I saw a video on YouTube where an astronomically inclined couple chronicled their adventures capturing the Owl Nebula. It’s an object I never tried observing, and I was intrigued. It’s quite an interesting nebula. I took eleven, 10-minute exposures. These are the longest exposures I’ve done successfully so far. Canon 40D Parameter Notes Lens CPC-800 […]Read More Owl Nebula
M57 – the Great Ring Nebula. That dim, barely discernible deep sky object is the first that I spied in my 4 1/2″ Newtonian – and what propelled me towards upgrading to my 8″ CPC-800. The photos I’ve taken periodically haven’t amounted to much. M57 is a small object to capture with my 40D DSLR […]Read More Greatest of Rings
I got a few exposures of comet 21P on July 20th and made them into a mini-movie: This is six frames of 3-minutes each. A small tail is beginning to form, and I was able to observe this visually in addition to what’s seen in these exposures.Read More Comet 21P/
We had another great night of observing at Norton Cemetery on May 12th. Early thin clouds gave way to improved seeing and transparency as the night progressed, with great views of Jupiter. Sometime I’ll experiment with planetary imaging but I’m not set up for it yet. Rather, I took some four-minute exposures of M81&M82 (Bodes […]Read More Bode’s Cigar

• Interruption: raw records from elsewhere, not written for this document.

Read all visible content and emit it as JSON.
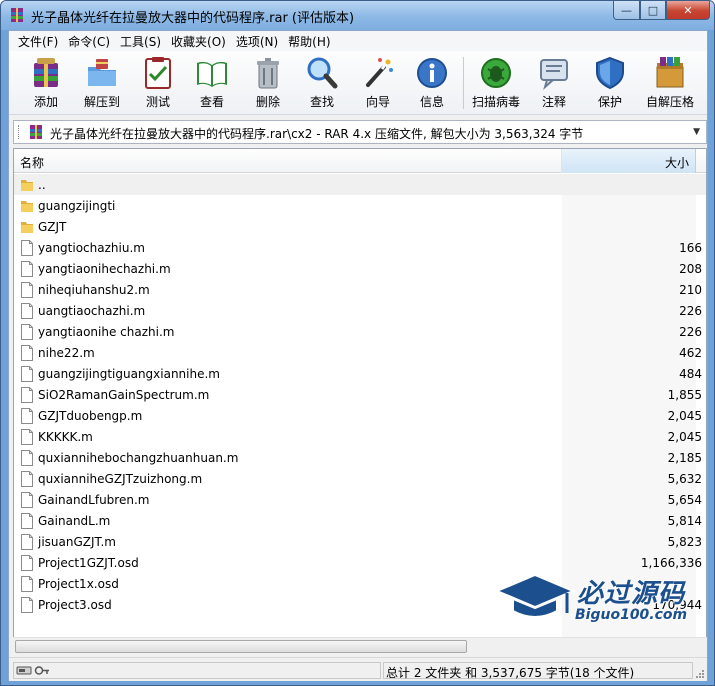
{
  "window": {
    "title": "光子晶体光纤在拉曼放大器中的代码程序.rar (评估版本)",
    "min_glyph": "—",
    "max_glyph": "□",
    "close_glyph": "✕"
  },
  "menu": [
    "文件(F)",
    "命令(C)",
    "工具(S)",
    "收藏夹(O)",
    "选项(N)",
    "帮助(H)"
  ],
  "toolbar": [
    {
      "label": "添加",
      "icon": "add-archive-icon"
    },
    {
      "label": "解压到",
      "icon": "extract-to-icon"
    },
    {
      "label": "测试",
      "icon": "test-icon"
    },
    {
      "label": "查看",
      "icon": "view-book-icon"
    },
    {
      "label": "删除",
      "icon": "trash-icon"
    },
    {
      "label": "查找",
      "icon": "magnifier-icon"
    },
    {
      "label": "向导",
      "icon": "wizard-wand-icon"
    },
    {
      "label": "信息",
      "icon": "info-icon"
    },
    {
      "label": "扫描病毒",
      "icon": "virus-scan-icon"
    },
    {
      "label": "注释",
      "icon": "comment-icon"
    },
    {
      "label": "保护",
      "icon": "shield-icon"
    },
    {
      "label": "自解压格",
      "icon": "sfx-box-icon"
    }
  ],
  "address": {
    "path": "光子晶体光纤在拉曼放大器中的代码程序.rar\\cx2 - RAR 4.x 压缩文件, 解包大小为 3,563,324 字节",
    "dropdown_glyph": "▼"
  },
  "columns": {
    "name": "名称",
    "size": "大小",
    "sort_glyph": "^"
  },
  "files": [
    {
      "name": "..",
      "size": "",
      "type": "up-folder"
    },
    {
      "name": "guangzijingti",
      "size": "",
      "type": "folder"
    },
    {
      "name": "GZJT",
      "size": "",
      "type": "folder"
    },
    {
      "name": "yangtiochazhiu.m",
      "size": "166",
      "type": "file"
    },
    {
      "name": "yangtiaonihechazhi.m",
      "size": "208",
      "type": "file"
    },
    {
      "name": "niheqiuhanshu2.m",
      "size": "210",
      "type": "file"
    },
    {
      "name": "uangtiaochazhi.m",
      "size": "226",
      "type": "file"
    },
    {
      "name": "yangtiaonihe chazhi.m",
      "size": "226",
      "type": "file"
    },
    {
      "name": "nihe22.m",
      "size": "462",
      "type": "file"
    },
    {
      "name": "guangzijingtiguangxiannihe.m",
      "size": "484",
      "type": "file"
    },
    {
      "name": "SiO2RamanGainSpectrum.m",
      "size": "1,855",
      "type": "file"
    },
    {
      "name": "GZJTduobengp.m",
      "size": "2,045",
      "type": "file"
    },
    {
      "name": "KKKKK.m",
      "size": "2,045",
      "type": "file"
    },
    {
      "name": "quxiannihebochangzhuanhuan.m",
      "size": "2,185",
      "type": "file"
    },
    {
      "name": "quxianniheGZJTzuizhong.m",
      "size": "5,632",
      "type": "file"
    },
    {
      "name": "GainandLfubren.m",
      "size": "5,654",
      "type": "file"
    },
    {
      "name": "GainandL.m",
      "size": "5,814",
      "type": "file"
    },
    {
      "name": "jisuanGZJT.m",
      "size": "5,823",
      "type": "file"
    },
    {
      "name": "Project1GZJT.osd",
      "size": "1,166,336",
      "type": "file"
    },
    {
      "name": "Project1x.osd",
      "size": "",
      "type": "file"
    },
    {
      "name": "Project3.osd",
      "size": "170,944",
      "type": "file"
    }
  ],
  "status": {
    "summary": "总计 2 文件夹 和 3,537,675 字节(18 个文件)"
  },
  "watermark": {
    "name": "必过源码",
    "url": "Biguo100.com"
  },
  "colors": {
    "title_bar": "#8db8e6",
    "close_button": "#c8452f",
    "selected_column": "#cfe4f6",
    "folder": "#f0c44c",
    "watermark": "#1b4f8d"
  }
}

The darkest night and best transparency I’ve seen in quite a while finally arrived. It was a bit cool, but I got some terrific views of Jupiter and the Whirlpool Galaxy. Jupiter was nearly at opposition and looked great – the biggest and brightest I’ve seen. Four cloud bands were clearly visible as it rose […]Read More Whirlpool of a night

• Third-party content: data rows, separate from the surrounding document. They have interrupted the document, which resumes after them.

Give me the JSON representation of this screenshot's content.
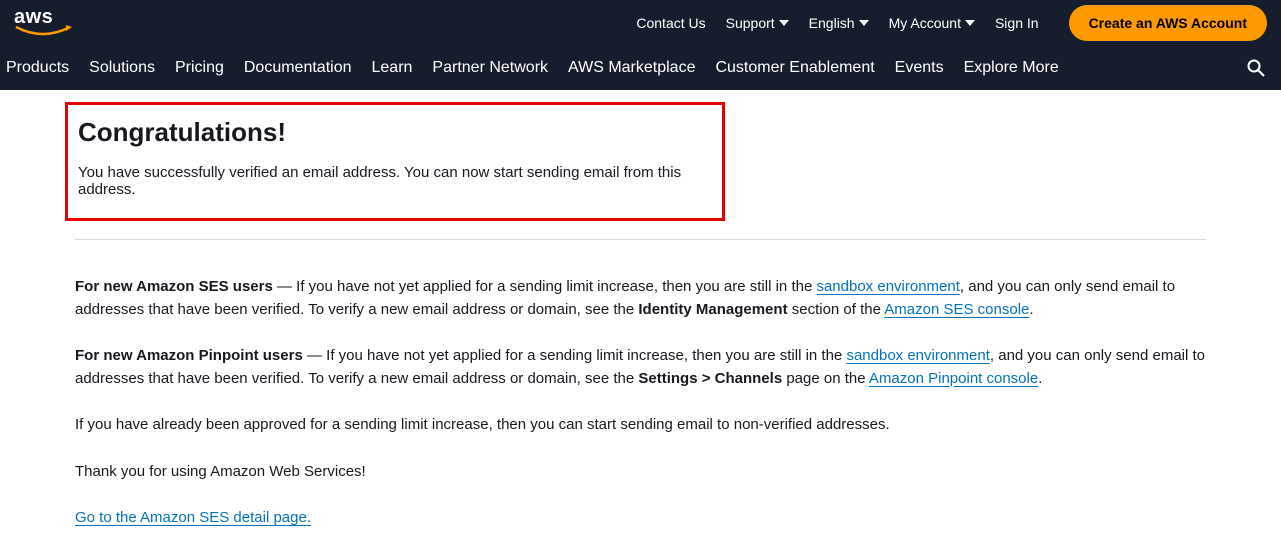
{
  "header": {
    "logo_text": "aws",
    "top_links": {
      "contact": "Contact Us",
      "support": "Support",
      "language": "English",
      "account": "My Account",
      "signin": "Sign In"
    },
    "cta": "Create an AWS Account",
    "nav": {
      "products": "Products",
      "solutions": "Solutions",
      "pricing": "Pricing",
      "documentation": "Documentation",
      "learn": "Learn",
      "partner": "Partner Network",
      "marketplace": "AWS Marketplace",
      "enablement": "Customer Enablement",
      "events": "Events",
      "explore": "Explore More"
    }
  },
  "hero": {
    "title": "Congratulations!",
    "subtitle": "You have successfully verified an email address. You can now start sending email from this address."
  },
  "body": {
    "p1_strong": "For new Amazon SES users",
    "p1_a": " — If you have not yet applied for a sending limit increase, then you are still in the ",
    "p1_link1": "sandbox environment",
    "p1_b": ", and you can only send email to addresses that have been verified. To verify a new email address or domain, see the ",
    "p1_strong2": "Identity Management",
    "p1_c": " section of the ",
    "p1_link2": "Amazon SES console",
    "p1_end": ".",
    "p2_strong": "For new Amazon Pinpoint users",
    "p2_a": " — If you have not yet applied for a sending limit increase, then you are still in the ",
    "p2_link1": "sandbox environment",
    "p2_b": ", and you can only send email to addresses that have been verified. To verify a new email address or domain, see the ",
    "p2_strong2": "Settings > Channels",
    "p2_c": " page on the ",
    "p2_link2": "Amazon Pinpoint console",
    "p2_end": ".",
    "p3": "If you have already been approved for a sending limit increase, then you can start sending email to non-verified addresses.",
    "p4": "Thank you for using Amazon Web Services!",
    "detail_link": "Go to the Amazon SES detail page."
  }
}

May 1st, finally a night that wasn’t freezing! Tonight’s forecast had vacillated between mostly clear and partly cloudy, but I’d decided that tonight was a night I’d be going out – no matter what! Mother nature has been brutal. Two days ago Lake Placid saw several inches of wet snow, and we had plow-able snow […]Read More May day – warm at last!

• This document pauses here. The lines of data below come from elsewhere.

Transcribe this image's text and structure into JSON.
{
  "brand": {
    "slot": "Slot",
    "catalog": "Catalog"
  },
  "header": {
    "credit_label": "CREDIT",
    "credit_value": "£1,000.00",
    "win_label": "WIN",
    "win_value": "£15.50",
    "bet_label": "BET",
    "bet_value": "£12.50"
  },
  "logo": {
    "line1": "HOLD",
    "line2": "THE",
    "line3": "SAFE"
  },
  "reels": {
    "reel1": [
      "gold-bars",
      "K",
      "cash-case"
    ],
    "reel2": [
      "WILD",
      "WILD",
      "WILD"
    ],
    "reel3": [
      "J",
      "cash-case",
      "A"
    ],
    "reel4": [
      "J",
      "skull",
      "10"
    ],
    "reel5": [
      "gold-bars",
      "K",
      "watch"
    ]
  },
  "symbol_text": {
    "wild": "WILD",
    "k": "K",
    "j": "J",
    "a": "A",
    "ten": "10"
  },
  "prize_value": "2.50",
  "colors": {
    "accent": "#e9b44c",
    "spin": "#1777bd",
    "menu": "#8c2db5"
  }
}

I’ve been working a bit on my March 19 wide-field image of Andromeda. There’s not a lot of signal in that two-minute exposure and I’ve had to stretch it quite a bit. I used bad pixel mapping this time instead of dark frame subtraction to remove the hot pixels from my Canon 40D and a […]Read More Updated Andromeda Photo
I almost got out tonight to observe the Orion Nebula, but the weather didn’t quite clear early enough, and it’s already only 36 Fahrenheit! I decided to add this blog post instead. My Celestron wedge developed an annoying little problem which I repaired a few nights ago. Here’s what I did…Read More Celestron Wedge – Rubs the Wrong Way!
Here’s the result of processing a wide-field view of Andromeda, taken on March 19: This was a 2-minute piggy-back camera exposure with a 50 mm lens. In other words, with the camera sitting atop the CPC-800 telescope and tracking the sky. An equatorial wedge was used to eliminate field rotation during the 2-minute exposure.Read More Andromeda in the Woods
Many telescope mounts have ST-4 auto-guider ports, including my Celestron CPC-800. My ASI120MC-S camera includes a “ST-4 compatible” auto-guider port and came with a cable for connection to the telescope mount. I wanted to know more about how the telescope responded to inputs on the ST-4 port.Read More The Ubiquitous ST-4 Port